What you will do:
The data below should be copied over with complete accuracy.

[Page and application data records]
----------------------------------------
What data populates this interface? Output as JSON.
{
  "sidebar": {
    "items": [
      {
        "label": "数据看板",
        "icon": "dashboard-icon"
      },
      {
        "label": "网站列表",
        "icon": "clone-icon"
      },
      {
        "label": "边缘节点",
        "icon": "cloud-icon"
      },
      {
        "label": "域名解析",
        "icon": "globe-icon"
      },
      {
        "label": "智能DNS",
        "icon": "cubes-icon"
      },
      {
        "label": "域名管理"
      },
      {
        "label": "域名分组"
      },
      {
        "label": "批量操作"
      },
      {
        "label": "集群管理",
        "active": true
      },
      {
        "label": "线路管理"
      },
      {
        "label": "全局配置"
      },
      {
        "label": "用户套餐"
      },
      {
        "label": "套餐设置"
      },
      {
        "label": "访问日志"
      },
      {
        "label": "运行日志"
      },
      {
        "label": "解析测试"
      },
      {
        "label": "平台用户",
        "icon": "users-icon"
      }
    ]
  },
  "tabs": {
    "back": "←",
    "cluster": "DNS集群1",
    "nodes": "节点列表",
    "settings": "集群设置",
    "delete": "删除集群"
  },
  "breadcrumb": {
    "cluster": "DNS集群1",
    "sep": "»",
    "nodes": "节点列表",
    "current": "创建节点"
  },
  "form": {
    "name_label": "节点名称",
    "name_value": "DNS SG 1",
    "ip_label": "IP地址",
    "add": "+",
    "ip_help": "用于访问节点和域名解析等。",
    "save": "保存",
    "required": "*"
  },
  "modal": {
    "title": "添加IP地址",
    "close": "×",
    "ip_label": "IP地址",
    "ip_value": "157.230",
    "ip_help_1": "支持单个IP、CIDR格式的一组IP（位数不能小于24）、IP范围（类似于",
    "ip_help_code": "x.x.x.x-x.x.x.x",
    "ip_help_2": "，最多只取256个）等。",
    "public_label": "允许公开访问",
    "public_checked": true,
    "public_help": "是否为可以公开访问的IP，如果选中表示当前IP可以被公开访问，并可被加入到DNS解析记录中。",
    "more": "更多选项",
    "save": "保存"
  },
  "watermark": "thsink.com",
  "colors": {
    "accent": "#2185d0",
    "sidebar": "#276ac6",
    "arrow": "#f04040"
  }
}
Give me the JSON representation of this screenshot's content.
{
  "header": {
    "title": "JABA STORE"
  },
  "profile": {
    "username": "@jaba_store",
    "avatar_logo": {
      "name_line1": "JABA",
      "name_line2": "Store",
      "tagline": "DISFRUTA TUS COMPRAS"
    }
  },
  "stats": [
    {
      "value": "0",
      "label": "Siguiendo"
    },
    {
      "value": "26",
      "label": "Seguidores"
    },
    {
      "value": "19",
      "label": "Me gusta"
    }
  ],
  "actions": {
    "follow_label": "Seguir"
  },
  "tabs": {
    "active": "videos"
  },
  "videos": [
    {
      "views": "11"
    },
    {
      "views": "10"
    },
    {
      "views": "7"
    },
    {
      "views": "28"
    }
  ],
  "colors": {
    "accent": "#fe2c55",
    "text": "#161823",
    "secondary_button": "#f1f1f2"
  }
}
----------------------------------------
Problem solution:
What data populates this interface? Output as JSON.
{
  "sidebar": {
    "items": [
      {
        "label": "数据看板",
        "icon": "dashboard-icon"
      },
      {
        "label": "网站列表",
        "icon": "clone-icon"
      },
      {
        "label": "边缘节点",
        "icon": "cloud-icon"
      },
      {
        "label": "域名解析",
        "icon": "globe-icon"
      },
      {
        "label": "智能DNS",
        "icon": "cubes-icon"
      },
      {
        "label": "域名管理"
      },
      {
        "label": "域名分组"
      },
      {
        "label": "批量操作"
      },
      {
        "label": "集群管理",
        "active": true
      },
      {
        "label": "线路管理"
      },
      {
        "label": "全局配置"
      },
      {
        "label": "用户套餐"
      },
      {
        "label": "套餐设置"
      },
      {
        "label": "访问日志"
      },
      {
        "label": "运行日志"
      },
      {
        "label": "解析测试"
      },
      {
        "label": "平台用户",
        "icon": "users-icon"
      }
    ]
  },
  "tabs": {
    "back": "←",
    "cluster": "DNS集群1",
    "nodes": "节点列表",
    "settings": "集群设置",
    "delete": "删除集群"
  },
  "breadcrumb": {
    "cluster": "DNS集群1",
    "sep": "»",
    "nodes": "节点列表",
    "current": "创建节点"
  },
  "form": {
    "name_label": "节点名称",
    "name_value": "DNS SG 1",
    "ip_label": "IP地址",
    "add": "+",
    "ip_help": "用于访问节点和域名解析等。",
    "save": "保存",
    "required": "*"
  },
  "modal": {
    "title": "添加IP地址",
    "close": "×",
    "ip_label": "IP地址",
    "ip_value": "157.230",
    "ip_help_1": "支持单个IP、CIDR格式的一组IP（位数不能小于24）、IP范围（类似于",
    "ip_help_code": "x.x.x.x-x.x.x.x",
    "ip_help_2": "，最多只取256个）等。",
    "public_label": "允许公开访问",
    "public_checked": true,
    "public_help": "是否为可以公开访问的IP，如果选中表示当前IP可以被公开访问，并可被加入到DNS解析记录中。",
    "more": "更多选项",
    "save": "保存"
  },
  "watermark": "thsink.com",
  "colors": {
    "accent": "#2185d0",
    "sidebar": "#276ac6",
    "arrow": "#f04040"
  }
}
Give me the JSON representation of this screenshot's content.
{
  "header": {
    "title": "JABA STORE"
  },
  "profile": {
    "username": "@jaba_store",
    "avatar_logo": {
      "name_line1": "JABA",
      "name_line2": "Store",
      "tagline": "DISFRUTA TUS COMPRAS"
    }
  },
  "stats": [
    {
      "value": "0",
      "label": "Siguiendo"
    },
    {
      "value": "26",
      "label": "Seguidores"
    },
    {
      "value": "19",
      "label": "Me gusta"
    }
  ],
  "actions": {
    "follow_label": "Seguir"
  },
  "tabs": {
    "active": "videos"
  },
  "videos": [
    {
      "views": "11"
    },
    {
      "views": "10"
    },
    {
      "views": "7"
    },
    {
      "views": "28"
    }
  ],
  "colors": {
    "accent": "#fe2c55",
    "text": "#161823",
    "secondary_button": "#f1f1f2"
  }
}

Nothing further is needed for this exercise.